Table 1. Risk Factors Associated With Hepatoblastoma and Hepatocellular Carcinoma continued...
Beckwith-Wiedemann syndrome can be caused by genetic mutations and be familial, or much more commonly, by epigenetic changes and be sporadic. Either mechanism can be associated with an increased incidence of embryonal tumors, including Wilms tumor and hepatoblastoma. The gene dosage and ensuing increased expression of insulin-like growth factor 2 (IGF-2) has been implicated in the macrosomia and embryonal tumors in Beckwith-Wiedemann syndrome.[18,33] When sporadic, the types of embryonal tumors associated with Beckwith-Wiedemann syndrome have frequently also undergone somatic changes in the Beckwith-Wiedemann syndrome locus and IGF-2.[34,35] The genetics of tumors in children with hemihyperplasia have not been clearly defined.

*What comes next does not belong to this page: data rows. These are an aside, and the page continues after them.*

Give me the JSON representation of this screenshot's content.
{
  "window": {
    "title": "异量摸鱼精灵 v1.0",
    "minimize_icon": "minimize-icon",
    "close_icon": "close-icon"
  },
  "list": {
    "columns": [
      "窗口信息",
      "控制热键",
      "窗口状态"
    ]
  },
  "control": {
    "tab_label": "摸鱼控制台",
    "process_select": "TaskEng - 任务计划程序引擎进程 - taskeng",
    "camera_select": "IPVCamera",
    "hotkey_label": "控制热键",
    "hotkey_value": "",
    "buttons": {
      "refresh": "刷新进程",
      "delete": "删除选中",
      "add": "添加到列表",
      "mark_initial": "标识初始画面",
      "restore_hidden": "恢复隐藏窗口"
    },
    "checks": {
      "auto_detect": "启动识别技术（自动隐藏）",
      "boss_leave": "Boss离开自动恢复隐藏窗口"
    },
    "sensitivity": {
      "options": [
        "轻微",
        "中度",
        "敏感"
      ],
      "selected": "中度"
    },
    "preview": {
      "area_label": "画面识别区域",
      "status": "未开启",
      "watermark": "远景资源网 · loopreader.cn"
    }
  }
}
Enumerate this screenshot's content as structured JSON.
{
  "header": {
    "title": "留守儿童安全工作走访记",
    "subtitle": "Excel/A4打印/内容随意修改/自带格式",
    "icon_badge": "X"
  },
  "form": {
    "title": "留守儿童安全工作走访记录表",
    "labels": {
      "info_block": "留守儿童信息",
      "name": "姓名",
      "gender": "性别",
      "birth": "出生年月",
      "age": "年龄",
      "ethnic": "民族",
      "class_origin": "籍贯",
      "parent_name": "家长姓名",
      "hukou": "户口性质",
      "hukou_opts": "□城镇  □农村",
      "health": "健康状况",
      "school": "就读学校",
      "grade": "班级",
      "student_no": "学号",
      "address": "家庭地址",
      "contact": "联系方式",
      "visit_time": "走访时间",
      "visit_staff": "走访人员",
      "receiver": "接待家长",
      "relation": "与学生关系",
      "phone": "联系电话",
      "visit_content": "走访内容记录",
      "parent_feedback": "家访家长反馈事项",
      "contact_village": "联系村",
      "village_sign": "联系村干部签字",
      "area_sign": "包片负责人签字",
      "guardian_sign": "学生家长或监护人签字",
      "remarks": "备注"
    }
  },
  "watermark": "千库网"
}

All children with Beckwith-Wiedemann syndrome or isolated hemihyperplasia should be screened regularly by ultrasound to detect abdominal malignancies at an early stage. Screening using alpha-fetoprotein (AFP) levels, in addition to abdominal ultrasound, has helped in the early detection of hepatoblastoma in children with Beckwith-Wiedemann syndrome or hemihyperplasia. Other somatic overgrowth syndromes, such as Simpson-Golabi-Behmel syndrome, may also be associated with hepatoblastoma.
Familial adenomatous polyposis
There is an association between hepatoblastoma and familial adenomatous polyposis (FAP); children in families that carry the APC gene are at an 800-fold increased risk for hepatoblastoma. However, hepatoblastoma has been reported to occur in less than 1% of FAP family members, so ultrasound and AFP screening for hepatoblastoma in members of families with FAP has been controversial.[19,20,21,38]
A study of 50 sequential children with apparent sporadic hepatoblastoma reported five children (10%) had APC mutations. Data to date cannot rule out the possibility that predisposition to hepatoblastoma may be limited to a specific subset of APC mutations. Another study of children with hepatoblastoma found a predominance of the mutation in the 5' region of the gene, but some patients had mutations closer to the 3' region. Perhaps, screening children with hepatoblastoma for APC mutations may be appropriate, as they should be followed for potential colon cancer. This preliminary study provides some evidence that screening children with hepatoblastoma for APC mutations may be appropriate.